▸ **Assignment**: Count lines with "COSTELA" below; give only the number.

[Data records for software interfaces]
========================

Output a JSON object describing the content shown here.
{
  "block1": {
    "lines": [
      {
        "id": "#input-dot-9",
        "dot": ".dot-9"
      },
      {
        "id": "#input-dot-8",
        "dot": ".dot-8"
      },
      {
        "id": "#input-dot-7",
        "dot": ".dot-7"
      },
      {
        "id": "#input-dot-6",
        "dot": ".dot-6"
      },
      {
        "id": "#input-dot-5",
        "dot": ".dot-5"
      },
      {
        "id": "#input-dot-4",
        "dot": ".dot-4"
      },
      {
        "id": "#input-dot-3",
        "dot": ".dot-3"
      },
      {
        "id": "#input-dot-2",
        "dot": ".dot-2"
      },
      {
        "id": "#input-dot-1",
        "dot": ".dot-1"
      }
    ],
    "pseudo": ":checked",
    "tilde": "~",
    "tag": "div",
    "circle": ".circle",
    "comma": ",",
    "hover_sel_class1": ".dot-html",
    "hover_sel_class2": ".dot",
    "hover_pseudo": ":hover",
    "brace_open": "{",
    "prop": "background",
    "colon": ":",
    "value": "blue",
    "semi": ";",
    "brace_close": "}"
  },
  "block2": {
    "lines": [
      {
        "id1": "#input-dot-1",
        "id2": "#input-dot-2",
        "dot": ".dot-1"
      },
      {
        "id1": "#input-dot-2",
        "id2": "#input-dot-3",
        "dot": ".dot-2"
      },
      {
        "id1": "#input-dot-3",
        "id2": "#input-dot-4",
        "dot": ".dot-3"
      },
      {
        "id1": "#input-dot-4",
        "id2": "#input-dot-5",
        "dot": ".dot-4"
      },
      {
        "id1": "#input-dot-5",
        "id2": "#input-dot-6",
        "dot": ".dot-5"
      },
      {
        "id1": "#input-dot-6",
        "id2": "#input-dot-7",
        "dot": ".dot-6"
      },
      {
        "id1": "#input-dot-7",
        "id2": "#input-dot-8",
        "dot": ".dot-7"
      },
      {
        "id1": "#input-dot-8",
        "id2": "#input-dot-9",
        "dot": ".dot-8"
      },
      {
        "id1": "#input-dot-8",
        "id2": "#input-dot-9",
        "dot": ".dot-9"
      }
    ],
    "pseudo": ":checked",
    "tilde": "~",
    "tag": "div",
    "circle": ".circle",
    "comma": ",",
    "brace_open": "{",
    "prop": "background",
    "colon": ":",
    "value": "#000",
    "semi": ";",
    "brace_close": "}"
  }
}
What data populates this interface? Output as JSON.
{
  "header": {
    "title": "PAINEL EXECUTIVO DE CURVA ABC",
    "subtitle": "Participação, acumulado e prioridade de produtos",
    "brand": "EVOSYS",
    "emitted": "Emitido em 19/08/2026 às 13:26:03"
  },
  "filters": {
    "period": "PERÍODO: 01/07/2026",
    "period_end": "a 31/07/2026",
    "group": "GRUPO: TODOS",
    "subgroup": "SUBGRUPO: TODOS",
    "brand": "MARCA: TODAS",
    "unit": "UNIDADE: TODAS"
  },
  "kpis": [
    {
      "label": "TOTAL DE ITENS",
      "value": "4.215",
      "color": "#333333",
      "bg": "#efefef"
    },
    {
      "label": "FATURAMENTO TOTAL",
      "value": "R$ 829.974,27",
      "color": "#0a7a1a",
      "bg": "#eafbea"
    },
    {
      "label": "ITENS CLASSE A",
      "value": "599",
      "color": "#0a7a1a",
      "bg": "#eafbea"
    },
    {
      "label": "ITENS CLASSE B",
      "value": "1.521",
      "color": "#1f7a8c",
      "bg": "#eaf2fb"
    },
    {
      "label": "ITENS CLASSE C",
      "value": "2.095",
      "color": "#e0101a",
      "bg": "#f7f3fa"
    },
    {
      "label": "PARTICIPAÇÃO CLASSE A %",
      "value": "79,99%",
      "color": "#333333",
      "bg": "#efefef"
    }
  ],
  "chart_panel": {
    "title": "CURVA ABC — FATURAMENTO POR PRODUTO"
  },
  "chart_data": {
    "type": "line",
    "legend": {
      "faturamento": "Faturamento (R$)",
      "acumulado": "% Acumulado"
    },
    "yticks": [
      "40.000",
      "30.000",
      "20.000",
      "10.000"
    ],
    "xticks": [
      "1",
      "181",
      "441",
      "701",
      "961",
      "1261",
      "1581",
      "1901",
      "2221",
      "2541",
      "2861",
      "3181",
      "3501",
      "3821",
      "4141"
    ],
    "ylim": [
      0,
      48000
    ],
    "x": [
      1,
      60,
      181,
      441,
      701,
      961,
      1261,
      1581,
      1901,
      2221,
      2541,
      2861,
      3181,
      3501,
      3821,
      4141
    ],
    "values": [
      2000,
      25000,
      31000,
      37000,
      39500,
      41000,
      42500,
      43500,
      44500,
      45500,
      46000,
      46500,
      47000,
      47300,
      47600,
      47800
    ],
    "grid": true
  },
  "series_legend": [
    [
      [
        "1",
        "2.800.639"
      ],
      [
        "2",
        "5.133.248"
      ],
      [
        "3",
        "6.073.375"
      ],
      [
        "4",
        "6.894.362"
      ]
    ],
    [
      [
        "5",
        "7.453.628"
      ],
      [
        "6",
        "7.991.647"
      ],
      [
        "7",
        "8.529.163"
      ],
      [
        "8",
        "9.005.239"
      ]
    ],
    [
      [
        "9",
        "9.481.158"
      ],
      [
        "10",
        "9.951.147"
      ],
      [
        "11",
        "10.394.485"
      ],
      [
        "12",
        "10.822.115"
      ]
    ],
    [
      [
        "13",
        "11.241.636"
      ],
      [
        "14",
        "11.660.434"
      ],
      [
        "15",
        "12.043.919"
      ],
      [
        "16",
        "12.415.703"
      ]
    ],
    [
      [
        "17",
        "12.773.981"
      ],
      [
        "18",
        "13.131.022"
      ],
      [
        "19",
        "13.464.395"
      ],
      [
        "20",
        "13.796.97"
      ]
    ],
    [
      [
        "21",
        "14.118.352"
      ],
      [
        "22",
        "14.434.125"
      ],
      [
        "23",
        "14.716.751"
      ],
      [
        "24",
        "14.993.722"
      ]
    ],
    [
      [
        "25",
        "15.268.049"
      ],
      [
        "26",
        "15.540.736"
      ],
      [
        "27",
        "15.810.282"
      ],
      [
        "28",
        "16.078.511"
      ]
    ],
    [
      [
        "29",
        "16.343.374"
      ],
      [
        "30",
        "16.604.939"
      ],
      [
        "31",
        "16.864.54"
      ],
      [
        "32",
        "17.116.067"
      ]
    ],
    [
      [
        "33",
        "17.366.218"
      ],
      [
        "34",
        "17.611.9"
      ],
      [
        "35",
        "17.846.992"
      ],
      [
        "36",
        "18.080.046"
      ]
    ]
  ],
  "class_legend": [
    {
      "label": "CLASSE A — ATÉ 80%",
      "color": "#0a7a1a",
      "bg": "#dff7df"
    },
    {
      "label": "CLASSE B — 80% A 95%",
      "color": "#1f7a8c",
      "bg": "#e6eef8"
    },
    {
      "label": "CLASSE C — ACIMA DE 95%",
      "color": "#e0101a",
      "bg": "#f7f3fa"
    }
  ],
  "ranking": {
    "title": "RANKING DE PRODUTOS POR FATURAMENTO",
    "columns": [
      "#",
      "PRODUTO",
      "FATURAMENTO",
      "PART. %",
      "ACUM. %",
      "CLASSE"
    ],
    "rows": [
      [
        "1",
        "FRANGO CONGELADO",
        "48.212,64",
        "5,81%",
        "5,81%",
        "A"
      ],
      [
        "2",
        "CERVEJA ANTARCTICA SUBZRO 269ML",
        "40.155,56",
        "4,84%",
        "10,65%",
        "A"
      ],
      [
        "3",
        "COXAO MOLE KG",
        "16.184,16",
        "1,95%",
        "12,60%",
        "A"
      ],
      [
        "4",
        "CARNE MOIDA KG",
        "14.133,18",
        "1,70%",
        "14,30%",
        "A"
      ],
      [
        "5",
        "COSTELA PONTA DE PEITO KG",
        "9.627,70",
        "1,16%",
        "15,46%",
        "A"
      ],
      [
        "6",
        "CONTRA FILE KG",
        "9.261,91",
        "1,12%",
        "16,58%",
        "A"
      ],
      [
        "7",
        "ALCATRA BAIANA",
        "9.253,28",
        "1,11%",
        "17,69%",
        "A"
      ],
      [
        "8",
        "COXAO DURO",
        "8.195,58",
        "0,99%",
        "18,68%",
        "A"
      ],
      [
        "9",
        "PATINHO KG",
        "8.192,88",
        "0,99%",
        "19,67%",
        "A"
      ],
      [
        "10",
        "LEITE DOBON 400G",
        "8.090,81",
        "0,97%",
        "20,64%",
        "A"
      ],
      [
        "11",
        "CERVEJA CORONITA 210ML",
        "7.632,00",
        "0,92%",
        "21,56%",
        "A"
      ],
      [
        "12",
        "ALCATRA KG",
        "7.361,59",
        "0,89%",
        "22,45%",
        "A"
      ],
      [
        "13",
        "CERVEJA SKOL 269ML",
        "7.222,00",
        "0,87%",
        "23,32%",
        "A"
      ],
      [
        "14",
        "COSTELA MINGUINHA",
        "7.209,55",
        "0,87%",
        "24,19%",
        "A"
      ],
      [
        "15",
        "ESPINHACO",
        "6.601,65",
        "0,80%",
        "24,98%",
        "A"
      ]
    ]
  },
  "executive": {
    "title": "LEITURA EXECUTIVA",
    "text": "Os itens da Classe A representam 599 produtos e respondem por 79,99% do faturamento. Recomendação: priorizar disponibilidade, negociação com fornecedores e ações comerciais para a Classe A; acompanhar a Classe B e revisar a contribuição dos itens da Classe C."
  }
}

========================

▸ **Solved exercise**: 2